Excerpts from an interface dataset:
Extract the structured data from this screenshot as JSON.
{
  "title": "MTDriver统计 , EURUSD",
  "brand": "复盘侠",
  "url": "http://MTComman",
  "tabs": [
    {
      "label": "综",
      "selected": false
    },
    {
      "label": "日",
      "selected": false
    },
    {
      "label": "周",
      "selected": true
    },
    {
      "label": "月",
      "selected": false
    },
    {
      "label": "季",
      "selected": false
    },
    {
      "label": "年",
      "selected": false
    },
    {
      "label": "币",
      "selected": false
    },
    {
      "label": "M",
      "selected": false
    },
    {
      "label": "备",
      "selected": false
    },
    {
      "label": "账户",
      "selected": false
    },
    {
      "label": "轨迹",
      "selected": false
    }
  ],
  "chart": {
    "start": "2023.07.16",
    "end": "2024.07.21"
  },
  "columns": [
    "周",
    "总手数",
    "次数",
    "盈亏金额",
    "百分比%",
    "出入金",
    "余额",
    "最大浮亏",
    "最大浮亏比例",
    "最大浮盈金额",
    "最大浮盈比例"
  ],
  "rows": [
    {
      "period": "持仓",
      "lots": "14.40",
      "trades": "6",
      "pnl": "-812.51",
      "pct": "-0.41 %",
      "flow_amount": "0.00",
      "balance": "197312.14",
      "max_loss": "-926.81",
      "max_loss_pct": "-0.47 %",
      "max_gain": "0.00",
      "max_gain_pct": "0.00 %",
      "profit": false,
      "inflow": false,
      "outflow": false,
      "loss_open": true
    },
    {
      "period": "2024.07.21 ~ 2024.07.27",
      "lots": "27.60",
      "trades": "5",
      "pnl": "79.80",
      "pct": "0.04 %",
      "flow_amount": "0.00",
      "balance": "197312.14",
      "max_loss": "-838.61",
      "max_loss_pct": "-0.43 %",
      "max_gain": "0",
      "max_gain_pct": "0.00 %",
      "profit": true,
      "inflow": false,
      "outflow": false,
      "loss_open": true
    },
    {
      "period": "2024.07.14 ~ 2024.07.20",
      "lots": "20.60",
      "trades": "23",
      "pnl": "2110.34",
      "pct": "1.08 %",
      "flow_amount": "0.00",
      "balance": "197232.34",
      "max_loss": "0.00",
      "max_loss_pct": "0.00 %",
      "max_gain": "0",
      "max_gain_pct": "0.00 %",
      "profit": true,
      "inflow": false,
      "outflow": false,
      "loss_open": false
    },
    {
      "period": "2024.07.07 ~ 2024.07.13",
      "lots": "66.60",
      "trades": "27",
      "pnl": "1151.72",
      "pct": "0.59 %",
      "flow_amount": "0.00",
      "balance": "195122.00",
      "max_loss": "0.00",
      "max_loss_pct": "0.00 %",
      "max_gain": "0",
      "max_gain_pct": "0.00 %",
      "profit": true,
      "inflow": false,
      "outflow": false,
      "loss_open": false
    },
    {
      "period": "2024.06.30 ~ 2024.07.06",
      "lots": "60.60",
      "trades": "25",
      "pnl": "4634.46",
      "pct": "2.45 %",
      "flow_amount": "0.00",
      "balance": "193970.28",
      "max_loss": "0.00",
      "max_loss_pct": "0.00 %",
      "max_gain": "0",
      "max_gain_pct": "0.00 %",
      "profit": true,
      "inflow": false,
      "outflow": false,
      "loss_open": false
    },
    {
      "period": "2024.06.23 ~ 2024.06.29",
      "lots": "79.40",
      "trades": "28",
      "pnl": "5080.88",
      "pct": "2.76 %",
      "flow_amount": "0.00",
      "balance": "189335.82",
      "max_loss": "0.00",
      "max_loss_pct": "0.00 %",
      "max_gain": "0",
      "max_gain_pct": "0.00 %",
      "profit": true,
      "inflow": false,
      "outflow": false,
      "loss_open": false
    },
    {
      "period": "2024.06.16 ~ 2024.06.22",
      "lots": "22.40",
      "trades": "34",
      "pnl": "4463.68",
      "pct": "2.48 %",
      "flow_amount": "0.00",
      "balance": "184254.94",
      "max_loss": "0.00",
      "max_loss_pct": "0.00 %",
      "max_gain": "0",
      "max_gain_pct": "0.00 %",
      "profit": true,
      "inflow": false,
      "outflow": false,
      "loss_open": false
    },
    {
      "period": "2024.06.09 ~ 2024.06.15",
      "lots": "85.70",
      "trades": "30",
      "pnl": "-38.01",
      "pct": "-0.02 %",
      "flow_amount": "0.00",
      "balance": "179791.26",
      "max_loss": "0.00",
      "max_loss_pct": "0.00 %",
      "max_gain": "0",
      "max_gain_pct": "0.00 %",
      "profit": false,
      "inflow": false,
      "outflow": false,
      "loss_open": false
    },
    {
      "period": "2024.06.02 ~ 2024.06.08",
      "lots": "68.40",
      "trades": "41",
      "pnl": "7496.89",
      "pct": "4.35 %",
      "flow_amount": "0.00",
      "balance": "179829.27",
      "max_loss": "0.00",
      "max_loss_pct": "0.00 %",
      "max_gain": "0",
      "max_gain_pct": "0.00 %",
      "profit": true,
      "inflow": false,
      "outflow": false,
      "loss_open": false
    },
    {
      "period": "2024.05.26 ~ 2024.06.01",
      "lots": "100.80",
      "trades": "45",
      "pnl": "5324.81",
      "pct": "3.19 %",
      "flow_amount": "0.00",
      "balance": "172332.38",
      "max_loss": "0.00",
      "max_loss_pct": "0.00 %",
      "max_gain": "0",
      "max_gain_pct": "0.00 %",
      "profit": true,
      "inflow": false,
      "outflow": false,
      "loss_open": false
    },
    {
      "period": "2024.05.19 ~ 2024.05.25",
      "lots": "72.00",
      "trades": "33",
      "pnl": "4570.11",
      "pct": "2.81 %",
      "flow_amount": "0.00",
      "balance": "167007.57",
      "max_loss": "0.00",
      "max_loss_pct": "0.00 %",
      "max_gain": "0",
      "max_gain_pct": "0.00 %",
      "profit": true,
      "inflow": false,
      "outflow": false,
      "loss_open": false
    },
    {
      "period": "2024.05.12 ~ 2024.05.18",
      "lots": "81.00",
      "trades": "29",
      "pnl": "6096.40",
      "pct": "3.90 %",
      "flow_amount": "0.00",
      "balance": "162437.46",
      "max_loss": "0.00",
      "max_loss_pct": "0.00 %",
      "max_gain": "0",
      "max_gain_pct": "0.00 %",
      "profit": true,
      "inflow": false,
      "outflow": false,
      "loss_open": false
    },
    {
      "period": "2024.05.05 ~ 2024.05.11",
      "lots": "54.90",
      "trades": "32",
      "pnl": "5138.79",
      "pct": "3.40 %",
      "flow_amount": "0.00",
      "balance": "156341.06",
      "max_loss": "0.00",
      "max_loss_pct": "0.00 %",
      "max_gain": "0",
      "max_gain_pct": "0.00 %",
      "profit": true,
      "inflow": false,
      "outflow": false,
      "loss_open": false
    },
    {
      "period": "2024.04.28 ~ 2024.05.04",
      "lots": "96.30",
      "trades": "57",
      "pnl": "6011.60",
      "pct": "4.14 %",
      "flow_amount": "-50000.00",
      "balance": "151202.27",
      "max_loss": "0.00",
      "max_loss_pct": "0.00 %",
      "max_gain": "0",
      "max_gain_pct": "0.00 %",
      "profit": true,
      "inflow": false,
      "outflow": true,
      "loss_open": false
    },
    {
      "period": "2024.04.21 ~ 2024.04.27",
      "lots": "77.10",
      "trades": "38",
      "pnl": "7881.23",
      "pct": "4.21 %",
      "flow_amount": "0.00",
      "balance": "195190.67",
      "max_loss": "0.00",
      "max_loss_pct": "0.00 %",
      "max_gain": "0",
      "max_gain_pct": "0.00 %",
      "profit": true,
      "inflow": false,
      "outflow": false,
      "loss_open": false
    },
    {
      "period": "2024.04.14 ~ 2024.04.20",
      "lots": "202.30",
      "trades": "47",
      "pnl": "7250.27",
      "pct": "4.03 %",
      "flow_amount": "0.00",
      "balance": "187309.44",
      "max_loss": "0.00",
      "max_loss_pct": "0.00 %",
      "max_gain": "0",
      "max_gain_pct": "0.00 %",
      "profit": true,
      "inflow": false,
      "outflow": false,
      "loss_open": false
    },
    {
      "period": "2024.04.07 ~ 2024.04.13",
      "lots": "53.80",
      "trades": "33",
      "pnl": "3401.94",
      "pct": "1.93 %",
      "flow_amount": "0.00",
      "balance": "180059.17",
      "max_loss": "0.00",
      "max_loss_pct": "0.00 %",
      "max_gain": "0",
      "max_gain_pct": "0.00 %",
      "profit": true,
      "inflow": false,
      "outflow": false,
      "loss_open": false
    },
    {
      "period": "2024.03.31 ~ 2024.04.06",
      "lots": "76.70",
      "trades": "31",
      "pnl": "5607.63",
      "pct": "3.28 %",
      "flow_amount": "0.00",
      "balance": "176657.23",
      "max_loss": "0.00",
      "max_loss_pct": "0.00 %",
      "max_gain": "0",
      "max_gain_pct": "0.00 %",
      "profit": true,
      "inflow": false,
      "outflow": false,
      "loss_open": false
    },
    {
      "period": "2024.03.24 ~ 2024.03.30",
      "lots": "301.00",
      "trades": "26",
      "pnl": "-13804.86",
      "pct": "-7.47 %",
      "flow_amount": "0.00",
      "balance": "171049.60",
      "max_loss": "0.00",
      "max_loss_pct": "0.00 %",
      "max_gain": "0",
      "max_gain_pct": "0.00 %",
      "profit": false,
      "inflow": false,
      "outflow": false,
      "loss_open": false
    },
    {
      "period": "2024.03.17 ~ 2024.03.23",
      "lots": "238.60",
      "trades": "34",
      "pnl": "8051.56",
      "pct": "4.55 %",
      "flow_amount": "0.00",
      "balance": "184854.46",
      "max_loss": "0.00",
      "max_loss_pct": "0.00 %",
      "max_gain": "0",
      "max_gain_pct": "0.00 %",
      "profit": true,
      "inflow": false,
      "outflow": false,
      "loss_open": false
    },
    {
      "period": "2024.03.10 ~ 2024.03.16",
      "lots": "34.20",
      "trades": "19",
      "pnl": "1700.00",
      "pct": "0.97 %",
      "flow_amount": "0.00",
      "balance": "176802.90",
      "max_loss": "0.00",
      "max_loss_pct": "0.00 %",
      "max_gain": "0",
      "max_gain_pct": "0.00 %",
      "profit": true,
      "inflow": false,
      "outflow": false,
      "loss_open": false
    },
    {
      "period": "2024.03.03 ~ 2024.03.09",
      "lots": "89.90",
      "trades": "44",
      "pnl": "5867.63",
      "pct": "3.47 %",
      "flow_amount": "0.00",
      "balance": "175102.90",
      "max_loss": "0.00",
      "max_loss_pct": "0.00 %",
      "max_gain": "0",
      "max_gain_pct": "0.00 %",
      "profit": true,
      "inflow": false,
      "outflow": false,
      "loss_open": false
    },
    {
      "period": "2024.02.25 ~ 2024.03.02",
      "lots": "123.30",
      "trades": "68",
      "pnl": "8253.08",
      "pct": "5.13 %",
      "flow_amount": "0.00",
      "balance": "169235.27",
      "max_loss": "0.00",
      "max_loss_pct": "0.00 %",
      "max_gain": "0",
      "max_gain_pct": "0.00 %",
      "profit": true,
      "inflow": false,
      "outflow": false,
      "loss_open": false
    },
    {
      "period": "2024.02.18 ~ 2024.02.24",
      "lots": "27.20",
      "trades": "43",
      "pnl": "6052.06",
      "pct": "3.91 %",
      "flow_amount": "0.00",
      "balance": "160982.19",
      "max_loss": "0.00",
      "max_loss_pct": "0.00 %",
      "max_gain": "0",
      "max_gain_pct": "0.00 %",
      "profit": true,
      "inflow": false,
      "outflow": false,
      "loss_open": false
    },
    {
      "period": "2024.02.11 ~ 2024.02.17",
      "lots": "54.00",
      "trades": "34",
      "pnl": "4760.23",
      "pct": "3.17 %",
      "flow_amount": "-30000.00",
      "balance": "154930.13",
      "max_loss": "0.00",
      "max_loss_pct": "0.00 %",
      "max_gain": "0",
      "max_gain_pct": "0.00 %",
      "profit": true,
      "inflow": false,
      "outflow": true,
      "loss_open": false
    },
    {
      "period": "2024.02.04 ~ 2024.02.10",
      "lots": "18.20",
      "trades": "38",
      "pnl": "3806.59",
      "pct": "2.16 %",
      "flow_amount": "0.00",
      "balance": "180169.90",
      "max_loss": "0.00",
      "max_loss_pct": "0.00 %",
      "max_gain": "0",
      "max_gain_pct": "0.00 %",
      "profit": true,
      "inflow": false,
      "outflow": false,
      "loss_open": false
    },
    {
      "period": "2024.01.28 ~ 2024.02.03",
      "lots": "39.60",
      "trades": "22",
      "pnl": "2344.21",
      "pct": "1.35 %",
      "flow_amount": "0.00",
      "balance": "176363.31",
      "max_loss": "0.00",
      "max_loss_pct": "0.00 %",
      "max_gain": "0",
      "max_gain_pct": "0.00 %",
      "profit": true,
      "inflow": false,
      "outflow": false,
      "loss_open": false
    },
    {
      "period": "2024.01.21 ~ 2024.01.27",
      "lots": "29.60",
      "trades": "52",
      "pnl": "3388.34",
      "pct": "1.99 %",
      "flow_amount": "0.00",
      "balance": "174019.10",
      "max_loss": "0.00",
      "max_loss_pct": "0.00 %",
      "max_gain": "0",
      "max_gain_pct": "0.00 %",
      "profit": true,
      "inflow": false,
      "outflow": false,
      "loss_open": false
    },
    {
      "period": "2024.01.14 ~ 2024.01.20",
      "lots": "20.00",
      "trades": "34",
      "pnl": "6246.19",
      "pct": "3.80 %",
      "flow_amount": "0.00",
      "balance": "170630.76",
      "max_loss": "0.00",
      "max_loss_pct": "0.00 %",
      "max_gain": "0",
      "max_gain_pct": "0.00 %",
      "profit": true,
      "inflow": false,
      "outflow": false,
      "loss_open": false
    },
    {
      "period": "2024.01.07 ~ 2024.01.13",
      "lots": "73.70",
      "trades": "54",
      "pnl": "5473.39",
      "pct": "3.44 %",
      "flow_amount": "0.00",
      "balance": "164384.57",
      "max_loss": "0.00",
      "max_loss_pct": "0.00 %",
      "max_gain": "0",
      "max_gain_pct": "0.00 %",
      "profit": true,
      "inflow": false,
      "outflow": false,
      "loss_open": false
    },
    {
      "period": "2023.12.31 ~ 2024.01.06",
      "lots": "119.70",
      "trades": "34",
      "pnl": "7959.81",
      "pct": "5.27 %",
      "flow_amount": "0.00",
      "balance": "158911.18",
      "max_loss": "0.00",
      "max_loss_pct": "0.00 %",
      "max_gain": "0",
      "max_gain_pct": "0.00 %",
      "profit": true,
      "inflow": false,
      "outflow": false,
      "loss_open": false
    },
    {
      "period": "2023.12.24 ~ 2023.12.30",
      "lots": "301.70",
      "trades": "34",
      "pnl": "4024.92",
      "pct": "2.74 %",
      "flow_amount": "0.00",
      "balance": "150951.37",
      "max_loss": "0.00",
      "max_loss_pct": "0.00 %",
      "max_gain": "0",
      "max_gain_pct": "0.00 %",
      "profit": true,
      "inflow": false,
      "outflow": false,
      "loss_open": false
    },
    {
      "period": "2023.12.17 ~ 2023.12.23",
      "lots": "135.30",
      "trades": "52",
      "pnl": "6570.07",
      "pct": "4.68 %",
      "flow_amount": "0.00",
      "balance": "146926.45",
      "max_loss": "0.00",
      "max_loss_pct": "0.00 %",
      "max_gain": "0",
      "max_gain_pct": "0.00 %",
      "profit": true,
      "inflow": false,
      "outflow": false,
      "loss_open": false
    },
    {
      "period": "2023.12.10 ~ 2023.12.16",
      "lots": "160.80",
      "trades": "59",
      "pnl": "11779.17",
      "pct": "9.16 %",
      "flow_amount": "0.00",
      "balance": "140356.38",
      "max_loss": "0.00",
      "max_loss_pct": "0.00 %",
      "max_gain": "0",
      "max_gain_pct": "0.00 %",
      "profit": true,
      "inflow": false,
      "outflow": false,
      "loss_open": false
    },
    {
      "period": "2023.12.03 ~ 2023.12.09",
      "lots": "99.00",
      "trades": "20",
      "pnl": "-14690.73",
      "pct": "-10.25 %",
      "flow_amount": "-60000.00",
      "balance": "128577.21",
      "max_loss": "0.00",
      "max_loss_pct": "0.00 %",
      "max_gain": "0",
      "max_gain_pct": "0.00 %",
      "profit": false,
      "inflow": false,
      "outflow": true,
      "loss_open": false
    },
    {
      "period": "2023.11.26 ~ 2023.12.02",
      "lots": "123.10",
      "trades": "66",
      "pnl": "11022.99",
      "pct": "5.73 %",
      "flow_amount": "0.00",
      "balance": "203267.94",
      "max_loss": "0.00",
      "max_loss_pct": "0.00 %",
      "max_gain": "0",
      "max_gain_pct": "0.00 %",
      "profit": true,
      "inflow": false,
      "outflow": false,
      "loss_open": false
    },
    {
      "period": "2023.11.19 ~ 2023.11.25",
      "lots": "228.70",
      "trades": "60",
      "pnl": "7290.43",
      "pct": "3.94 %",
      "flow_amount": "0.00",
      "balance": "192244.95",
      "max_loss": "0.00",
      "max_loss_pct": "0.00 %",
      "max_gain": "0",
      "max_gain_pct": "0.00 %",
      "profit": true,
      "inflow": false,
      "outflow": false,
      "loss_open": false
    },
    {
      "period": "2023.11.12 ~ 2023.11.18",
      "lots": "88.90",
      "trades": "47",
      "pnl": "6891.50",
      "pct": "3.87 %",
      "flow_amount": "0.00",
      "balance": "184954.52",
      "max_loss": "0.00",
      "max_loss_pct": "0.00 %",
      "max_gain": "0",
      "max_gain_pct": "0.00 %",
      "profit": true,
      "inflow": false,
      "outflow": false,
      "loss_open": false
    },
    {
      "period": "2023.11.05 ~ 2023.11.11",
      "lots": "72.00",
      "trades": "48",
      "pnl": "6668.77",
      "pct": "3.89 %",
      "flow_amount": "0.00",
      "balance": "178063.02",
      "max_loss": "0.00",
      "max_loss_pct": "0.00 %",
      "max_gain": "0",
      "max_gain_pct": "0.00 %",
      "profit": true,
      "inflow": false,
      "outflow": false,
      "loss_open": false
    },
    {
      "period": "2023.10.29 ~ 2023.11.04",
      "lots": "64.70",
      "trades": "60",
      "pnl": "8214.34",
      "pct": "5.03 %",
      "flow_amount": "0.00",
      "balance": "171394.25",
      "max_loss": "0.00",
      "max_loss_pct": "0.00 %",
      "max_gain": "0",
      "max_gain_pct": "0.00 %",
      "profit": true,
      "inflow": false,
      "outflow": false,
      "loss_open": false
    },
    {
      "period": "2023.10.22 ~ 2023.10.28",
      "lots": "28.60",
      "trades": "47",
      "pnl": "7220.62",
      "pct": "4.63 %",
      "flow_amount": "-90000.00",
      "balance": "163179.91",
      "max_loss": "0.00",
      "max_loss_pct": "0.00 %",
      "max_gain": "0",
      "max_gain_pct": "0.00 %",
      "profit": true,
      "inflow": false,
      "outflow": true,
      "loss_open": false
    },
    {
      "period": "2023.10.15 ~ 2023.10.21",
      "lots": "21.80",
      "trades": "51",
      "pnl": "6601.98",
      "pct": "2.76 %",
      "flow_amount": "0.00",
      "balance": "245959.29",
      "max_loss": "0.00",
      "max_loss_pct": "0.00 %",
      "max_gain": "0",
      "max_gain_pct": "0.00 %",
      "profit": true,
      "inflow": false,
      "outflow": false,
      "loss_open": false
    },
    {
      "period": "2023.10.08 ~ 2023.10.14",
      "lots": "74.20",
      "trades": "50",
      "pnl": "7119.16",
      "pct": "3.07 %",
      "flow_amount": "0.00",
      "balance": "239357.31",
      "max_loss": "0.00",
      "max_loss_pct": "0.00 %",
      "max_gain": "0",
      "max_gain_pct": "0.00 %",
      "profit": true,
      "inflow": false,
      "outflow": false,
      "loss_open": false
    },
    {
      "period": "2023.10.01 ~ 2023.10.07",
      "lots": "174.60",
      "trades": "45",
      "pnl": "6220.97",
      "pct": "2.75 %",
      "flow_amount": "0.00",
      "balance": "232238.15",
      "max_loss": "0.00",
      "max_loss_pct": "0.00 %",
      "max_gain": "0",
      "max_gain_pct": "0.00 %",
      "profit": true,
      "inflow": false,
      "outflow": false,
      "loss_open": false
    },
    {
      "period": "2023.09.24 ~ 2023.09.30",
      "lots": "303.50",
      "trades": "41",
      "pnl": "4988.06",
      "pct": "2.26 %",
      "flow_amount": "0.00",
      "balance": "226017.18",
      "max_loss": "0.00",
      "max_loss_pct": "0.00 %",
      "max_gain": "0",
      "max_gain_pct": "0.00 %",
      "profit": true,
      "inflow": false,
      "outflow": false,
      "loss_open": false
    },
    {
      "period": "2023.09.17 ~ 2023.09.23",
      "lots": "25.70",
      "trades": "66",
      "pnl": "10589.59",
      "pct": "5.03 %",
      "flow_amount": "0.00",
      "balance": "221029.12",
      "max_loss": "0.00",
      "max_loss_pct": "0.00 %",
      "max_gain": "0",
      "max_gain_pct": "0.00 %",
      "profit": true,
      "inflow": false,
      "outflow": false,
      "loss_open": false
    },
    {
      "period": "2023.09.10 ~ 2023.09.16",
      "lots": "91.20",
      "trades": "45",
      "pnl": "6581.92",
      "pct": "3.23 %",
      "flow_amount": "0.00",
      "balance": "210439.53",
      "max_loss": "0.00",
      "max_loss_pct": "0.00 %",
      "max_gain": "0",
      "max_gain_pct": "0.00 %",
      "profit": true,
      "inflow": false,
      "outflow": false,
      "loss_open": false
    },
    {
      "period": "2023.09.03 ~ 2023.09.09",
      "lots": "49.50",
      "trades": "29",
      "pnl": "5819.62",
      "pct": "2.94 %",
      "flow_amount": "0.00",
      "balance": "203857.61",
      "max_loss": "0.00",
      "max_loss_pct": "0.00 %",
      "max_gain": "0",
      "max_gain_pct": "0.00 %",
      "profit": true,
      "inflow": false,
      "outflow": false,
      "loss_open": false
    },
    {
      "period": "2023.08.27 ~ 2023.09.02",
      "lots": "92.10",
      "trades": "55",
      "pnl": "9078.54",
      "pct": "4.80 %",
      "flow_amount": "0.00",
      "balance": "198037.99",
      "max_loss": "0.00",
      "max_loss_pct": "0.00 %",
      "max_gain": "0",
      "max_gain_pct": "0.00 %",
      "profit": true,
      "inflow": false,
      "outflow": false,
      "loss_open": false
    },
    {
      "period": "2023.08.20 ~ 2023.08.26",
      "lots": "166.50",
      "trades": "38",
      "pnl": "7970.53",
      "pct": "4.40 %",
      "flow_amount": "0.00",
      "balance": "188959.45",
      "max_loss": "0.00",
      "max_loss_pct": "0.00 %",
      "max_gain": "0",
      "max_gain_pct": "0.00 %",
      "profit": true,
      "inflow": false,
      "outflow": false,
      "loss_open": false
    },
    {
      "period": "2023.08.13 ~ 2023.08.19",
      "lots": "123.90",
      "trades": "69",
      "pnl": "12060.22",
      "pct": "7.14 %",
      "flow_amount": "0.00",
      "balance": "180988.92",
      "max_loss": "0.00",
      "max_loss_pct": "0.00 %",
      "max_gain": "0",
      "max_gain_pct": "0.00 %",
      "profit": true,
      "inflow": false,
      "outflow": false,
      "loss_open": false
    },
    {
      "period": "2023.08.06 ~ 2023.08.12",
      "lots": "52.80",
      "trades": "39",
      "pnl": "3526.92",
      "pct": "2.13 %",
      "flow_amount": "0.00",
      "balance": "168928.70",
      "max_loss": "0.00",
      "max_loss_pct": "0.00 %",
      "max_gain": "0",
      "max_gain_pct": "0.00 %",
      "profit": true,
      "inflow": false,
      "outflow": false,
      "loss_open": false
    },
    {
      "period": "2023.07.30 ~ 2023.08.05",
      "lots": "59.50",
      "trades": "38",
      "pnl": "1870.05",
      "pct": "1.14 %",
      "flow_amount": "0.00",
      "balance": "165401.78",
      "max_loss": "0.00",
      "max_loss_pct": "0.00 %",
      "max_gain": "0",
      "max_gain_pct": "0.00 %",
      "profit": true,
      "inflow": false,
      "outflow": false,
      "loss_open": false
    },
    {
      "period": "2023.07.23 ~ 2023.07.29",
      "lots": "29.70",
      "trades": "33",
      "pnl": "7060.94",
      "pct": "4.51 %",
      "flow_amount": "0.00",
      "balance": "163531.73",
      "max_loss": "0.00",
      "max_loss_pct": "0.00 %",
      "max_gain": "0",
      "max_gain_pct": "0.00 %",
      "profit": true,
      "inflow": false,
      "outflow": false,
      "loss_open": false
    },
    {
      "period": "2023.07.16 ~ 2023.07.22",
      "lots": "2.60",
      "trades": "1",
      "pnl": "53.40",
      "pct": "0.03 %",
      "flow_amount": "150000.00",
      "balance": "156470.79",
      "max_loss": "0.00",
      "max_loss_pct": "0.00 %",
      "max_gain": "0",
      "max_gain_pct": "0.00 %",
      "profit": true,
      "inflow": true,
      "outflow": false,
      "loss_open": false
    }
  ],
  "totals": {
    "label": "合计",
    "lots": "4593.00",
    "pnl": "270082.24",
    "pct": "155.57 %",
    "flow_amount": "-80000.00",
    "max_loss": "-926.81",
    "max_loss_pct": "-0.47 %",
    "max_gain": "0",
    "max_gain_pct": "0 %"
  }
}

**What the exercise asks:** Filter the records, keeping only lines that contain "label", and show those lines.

**Your response:**
      "label": "综",
      "label": "日",
      "label": "周",
      "label": "月",
      "label": "季",
      "label": "年",
      "label": "币",
      "label": "M",
      "label": "备",
      "label": "账户",
      "label": "轨迹",
    "label": "合计",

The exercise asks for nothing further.